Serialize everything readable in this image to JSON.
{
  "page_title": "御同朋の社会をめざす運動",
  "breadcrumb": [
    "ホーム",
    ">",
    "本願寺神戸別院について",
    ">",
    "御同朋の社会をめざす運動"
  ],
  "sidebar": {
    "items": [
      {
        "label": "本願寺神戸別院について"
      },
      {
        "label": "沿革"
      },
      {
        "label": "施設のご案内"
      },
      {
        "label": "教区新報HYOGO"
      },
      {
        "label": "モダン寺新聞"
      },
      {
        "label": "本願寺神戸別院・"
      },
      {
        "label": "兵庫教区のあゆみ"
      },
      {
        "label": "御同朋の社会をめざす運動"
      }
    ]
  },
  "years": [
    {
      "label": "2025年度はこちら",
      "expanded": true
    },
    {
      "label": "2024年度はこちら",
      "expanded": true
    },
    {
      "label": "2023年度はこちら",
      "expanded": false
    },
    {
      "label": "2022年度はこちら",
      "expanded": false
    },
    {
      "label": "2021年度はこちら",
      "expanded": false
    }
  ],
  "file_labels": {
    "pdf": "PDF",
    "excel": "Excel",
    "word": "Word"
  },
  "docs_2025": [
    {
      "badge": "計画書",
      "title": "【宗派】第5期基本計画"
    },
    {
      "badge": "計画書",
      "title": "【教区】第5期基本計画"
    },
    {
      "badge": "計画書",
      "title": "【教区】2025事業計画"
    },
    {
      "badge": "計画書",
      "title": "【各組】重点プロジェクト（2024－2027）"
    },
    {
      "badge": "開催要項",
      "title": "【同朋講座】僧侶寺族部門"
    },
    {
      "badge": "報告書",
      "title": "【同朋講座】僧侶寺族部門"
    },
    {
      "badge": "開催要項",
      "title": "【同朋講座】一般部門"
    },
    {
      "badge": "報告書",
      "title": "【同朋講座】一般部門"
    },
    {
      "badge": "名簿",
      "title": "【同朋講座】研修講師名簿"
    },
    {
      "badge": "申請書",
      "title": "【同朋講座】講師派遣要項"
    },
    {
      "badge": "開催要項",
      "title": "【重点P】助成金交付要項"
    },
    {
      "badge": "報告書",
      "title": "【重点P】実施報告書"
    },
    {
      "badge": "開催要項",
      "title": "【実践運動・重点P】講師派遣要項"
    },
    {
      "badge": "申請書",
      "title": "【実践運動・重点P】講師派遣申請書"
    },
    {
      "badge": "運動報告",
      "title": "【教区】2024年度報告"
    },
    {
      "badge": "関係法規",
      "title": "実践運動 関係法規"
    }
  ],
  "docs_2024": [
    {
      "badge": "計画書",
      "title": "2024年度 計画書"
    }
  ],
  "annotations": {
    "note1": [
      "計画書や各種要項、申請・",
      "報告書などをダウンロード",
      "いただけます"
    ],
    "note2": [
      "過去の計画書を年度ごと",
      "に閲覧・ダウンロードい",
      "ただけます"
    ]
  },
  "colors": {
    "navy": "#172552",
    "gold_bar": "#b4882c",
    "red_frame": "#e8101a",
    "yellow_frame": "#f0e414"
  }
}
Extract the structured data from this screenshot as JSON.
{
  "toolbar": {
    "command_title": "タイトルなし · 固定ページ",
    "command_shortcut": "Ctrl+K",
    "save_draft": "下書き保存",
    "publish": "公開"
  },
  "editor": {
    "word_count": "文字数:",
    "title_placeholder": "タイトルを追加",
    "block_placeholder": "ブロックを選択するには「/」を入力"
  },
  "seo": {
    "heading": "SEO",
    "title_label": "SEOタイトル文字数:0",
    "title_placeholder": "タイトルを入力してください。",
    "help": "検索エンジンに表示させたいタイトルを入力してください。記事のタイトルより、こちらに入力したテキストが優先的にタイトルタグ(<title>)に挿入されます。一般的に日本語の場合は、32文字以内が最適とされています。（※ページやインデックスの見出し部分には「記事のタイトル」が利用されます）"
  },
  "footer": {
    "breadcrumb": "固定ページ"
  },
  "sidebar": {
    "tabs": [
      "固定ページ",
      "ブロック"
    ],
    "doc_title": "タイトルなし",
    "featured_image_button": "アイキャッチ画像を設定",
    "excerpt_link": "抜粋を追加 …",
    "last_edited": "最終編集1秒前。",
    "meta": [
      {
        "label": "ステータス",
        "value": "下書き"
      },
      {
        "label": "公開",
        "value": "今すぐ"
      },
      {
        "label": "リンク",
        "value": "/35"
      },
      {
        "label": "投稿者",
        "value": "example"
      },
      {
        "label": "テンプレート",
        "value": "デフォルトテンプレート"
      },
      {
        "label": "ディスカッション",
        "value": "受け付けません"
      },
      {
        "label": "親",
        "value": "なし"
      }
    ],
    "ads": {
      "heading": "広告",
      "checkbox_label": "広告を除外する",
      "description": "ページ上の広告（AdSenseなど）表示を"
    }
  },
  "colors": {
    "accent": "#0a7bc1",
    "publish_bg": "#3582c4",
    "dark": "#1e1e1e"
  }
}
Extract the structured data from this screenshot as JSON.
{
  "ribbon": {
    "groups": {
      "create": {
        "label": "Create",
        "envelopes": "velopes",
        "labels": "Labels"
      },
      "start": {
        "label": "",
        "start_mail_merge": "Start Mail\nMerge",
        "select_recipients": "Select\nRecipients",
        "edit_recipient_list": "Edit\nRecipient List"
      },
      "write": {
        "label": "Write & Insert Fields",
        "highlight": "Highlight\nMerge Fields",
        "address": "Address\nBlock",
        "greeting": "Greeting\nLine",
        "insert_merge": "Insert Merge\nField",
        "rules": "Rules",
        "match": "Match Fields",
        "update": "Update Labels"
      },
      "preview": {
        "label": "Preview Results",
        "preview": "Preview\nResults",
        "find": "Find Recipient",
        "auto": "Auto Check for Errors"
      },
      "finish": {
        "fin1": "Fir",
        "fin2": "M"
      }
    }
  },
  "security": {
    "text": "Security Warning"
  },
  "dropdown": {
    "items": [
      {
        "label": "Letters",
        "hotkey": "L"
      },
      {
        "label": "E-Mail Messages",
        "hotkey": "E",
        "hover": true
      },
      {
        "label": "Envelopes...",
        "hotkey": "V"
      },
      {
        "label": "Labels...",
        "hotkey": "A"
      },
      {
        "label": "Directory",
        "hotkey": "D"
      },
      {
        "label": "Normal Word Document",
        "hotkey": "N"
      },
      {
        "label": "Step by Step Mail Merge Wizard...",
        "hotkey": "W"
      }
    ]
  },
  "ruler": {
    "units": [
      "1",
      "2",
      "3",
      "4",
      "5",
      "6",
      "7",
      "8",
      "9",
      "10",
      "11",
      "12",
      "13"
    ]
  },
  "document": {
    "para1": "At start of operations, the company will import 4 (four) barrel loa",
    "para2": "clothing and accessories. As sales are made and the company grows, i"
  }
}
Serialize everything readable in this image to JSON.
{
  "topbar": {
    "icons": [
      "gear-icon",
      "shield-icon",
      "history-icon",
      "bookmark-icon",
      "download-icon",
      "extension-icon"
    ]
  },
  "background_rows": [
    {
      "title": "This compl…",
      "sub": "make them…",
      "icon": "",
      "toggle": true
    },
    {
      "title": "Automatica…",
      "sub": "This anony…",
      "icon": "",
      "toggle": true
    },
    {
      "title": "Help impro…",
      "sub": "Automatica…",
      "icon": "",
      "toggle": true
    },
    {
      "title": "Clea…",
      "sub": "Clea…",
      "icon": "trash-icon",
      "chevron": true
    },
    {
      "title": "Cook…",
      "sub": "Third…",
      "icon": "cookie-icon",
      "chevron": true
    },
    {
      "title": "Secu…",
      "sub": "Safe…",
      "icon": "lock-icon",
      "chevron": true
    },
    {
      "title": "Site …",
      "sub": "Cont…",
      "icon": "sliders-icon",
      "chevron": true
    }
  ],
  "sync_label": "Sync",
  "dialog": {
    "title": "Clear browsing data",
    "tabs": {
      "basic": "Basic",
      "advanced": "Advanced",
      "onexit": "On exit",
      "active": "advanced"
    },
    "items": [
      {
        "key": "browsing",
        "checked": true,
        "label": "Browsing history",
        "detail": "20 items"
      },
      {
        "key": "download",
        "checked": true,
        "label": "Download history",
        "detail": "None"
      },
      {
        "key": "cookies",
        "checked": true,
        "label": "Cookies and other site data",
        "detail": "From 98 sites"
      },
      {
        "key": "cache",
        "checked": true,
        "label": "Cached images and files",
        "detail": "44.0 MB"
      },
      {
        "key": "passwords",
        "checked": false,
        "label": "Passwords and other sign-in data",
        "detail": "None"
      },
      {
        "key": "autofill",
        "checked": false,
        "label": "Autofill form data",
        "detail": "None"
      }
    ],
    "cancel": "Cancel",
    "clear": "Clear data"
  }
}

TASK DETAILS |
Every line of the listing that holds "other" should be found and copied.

RESULT BELOW |
        "label": "Cookies and other site data",
        "label": "Passwords and other sign-in data",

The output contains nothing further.